Instructions to follow:
Among the entries below, find the lines with the word "price" and return them.

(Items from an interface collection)
◆ ◆ ◆ ◆ ◆
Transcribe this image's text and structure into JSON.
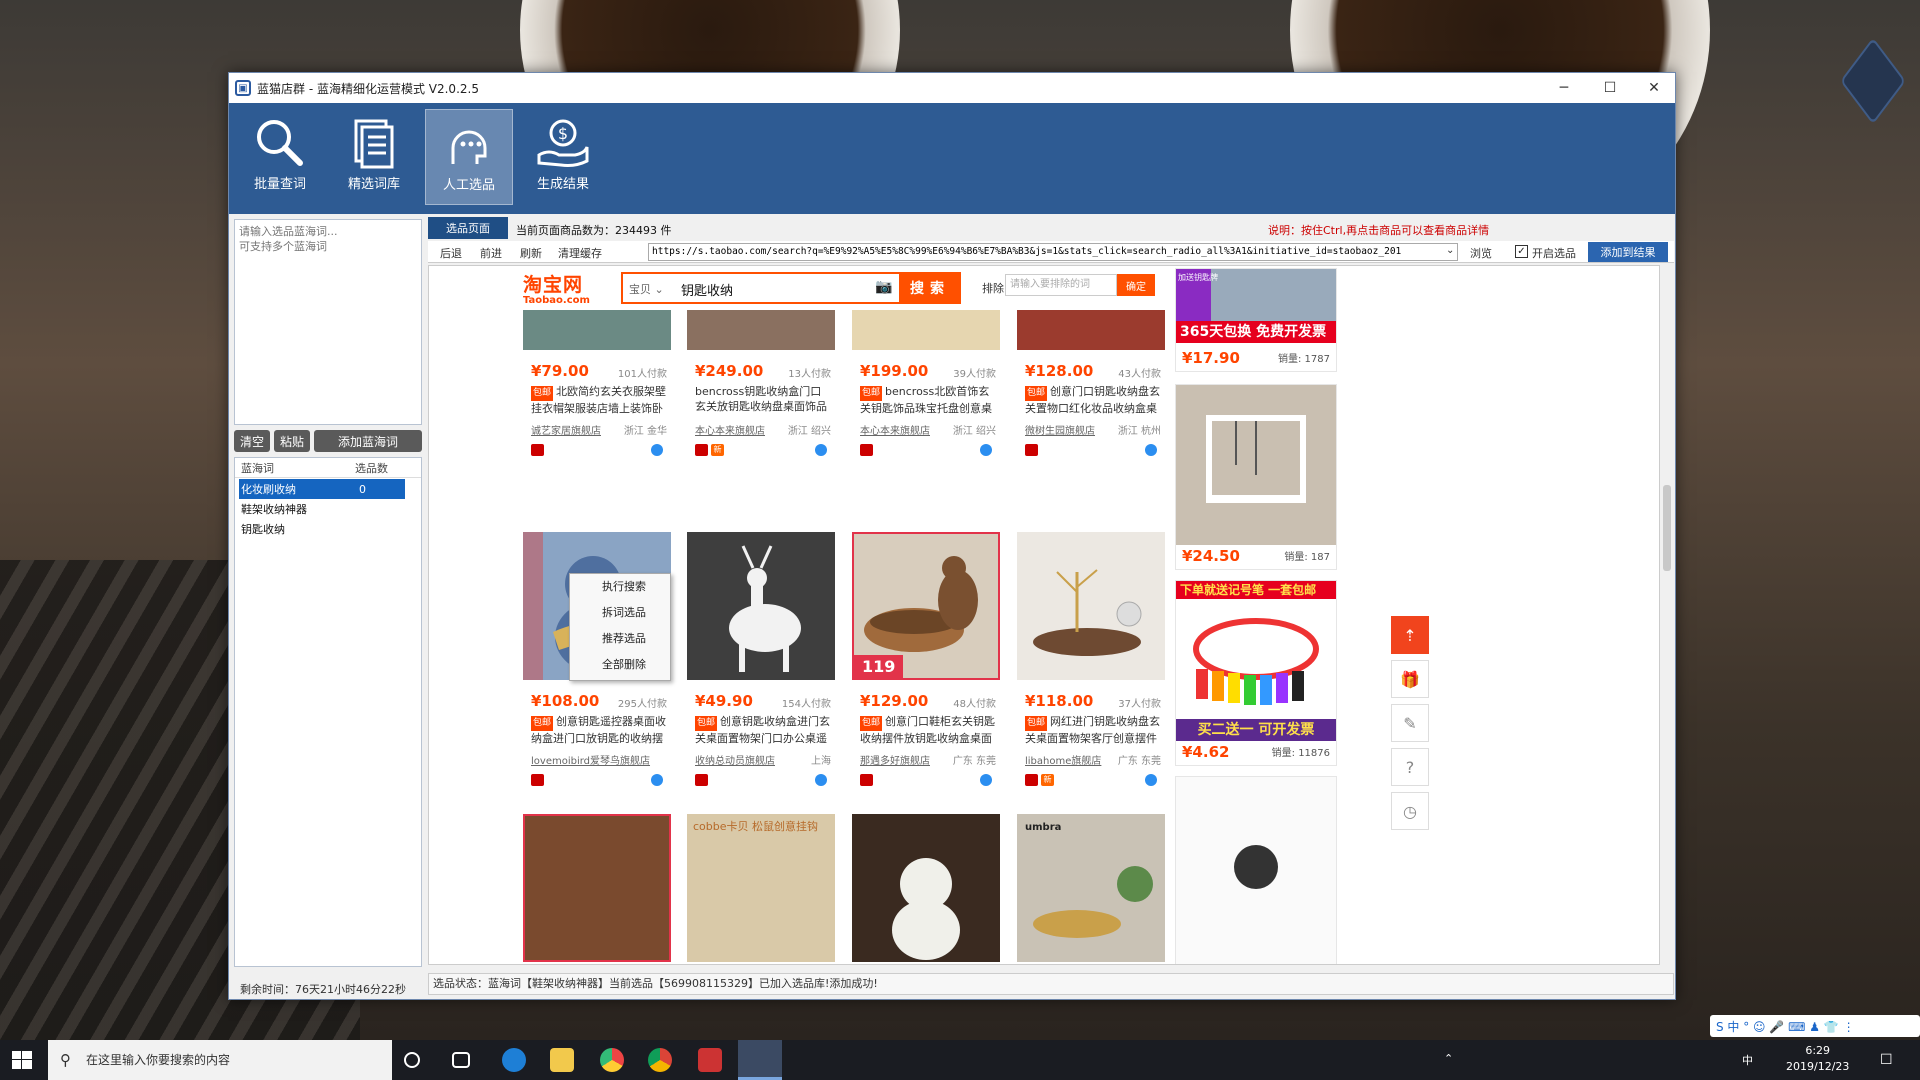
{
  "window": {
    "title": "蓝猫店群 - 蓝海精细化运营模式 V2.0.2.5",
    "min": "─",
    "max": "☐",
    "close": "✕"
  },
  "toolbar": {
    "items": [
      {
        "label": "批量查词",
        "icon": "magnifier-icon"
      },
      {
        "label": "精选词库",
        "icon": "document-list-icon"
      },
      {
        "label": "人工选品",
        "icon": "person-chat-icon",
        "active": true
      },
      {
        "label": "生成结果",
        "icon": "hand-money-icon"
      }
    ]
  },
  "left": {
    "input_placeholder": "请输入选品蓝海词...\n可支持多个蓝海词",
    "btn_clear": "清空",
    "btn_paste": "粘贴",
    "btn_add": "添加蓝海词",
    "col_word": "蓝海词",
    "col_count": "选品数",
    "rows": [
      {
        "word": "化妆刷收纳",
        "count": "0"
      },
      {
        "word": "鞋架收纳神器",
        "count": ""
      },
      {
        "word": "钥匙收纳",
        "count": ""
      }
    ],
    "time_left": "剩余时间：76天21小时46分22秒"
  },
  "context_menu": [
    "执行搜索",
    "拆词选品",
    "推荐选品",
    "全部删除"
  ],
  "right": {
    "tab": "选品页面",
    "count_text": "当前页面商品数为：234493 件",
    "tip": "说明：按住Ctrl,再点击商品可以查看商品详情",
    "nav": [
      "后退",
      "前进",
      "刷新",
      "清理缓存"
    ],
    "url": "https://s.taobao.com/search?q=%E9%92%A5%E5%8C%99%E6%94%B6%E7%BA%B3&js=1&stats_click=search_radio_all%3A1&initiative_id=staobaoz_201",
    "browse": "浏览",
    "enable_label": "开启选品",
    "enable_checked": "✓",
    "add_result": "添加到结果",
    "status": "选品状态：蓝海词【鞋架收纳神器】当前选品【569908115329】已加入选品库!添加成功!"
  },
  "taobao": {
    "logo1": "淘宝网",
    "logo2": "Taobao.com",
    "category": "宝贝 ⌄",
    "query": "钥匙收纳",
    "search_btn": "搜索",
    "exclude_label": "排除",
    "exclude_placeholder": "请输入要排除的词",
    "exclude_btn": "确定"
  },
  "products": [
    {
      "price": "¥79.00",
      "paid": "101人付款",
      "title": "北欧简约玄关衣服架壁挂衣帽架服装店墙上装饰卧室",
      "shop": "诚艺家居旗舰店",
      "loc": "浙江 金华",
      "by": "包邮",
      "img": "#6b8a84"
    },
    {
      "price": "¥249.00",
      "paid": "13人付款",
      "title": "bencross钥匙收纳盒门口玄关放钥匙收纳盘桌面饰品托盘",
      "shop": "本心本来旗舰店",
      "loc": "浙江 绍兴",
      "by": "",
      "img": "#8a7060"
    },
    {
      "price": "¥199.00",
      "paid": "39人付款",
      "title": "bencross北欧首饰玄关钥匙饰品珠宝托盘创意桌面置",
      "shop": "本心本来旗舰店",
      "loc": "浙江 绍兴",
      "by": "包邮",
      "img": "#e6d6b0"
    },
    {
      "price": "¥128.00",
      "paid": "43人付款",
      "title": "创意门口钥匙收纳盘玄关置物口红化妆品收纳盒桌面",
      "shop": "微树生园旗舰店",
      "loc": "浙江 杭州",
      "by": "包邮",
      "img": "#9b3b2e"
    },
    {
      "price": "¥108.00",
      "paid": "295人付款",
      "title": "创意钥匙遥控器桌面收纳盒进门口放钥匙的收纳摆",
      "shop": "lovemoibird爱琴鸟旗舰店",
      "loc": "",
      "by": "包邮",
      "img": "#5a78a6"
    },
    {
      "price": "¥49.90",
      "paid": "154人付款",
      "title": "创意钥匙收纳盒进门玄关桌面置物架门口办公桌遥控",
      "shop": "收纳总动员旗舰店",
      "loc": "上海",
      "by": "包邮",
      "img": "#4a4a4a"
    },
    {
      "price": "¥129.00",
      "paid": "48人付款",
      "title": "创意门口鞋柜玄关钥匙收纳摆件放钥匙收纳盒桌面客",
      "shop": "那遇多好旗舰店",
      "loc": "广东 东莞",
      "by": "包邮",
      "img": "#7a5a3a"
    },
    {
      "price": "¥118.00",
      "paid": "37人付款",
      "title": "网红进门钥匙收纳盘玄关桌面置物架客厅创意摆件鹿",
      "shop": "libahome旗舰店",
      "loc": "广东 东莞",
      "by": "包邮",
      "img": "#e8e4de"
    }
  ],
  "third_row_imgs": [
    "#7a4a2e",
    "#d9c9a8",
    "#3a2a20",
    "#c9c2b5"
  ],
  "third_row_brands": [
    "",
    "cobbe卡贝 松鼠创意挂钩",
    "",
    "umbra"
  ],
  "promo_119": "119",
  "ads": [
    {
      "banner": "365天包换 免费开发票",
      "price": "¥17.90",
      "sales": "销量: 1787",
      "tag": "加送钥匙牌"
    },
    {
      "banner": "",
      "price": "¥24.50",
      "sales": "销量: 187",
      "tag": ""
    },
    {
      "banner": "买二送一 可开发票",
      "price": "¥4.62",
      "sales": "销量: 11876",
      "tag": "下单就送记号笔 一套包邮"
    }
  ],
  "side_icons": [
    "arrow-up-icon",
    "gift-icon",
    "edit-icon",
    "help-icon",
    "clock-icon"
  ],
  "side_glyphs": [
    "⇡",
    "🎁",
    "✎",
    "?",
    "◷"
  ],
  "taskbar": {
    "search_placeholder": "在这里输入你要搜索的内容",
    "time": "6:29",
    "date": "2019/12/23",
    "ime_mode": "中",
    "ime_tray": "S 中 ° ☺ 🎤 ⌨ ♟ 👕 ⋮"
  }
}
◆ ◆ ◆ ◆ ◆
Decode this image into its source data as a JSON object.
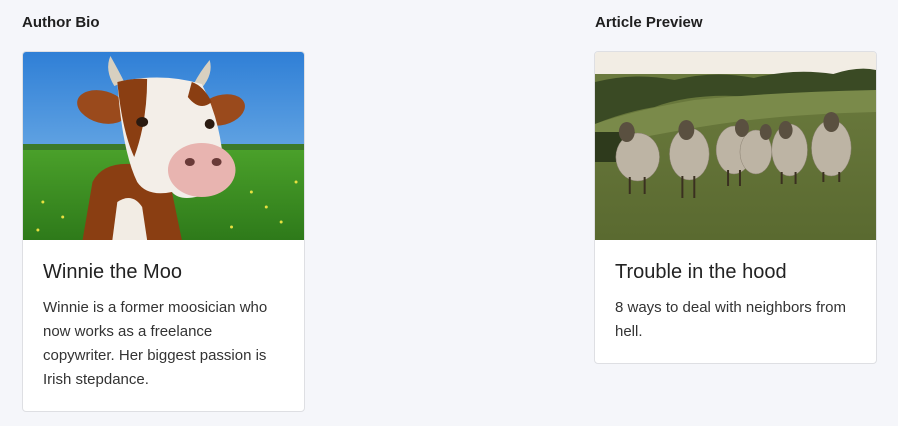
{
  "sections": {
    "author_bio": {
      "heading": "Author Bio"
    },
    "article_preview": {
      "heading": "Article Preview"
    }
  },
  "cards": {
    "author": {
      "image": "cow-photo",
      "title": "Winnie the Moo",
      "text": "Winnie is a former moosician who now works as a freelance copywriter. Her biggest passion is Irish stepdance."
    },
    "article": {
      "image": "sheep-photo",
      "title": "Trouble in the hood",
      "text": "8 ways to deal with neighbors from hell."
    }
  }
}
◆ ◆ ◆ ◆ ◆
Exercise response:
      "price": "¥79.00",
      "price": "¥249.00",
      "price": "¥199.00",
      "price": "¥128.00",
      "price": "¥108.00",
      "price": "¥49.90",
      "price": "¥129.00",
      "price": "¥118.00",
      "price": "¥17.90",
      "price": "¥24.50",
      "price": "¥4.62",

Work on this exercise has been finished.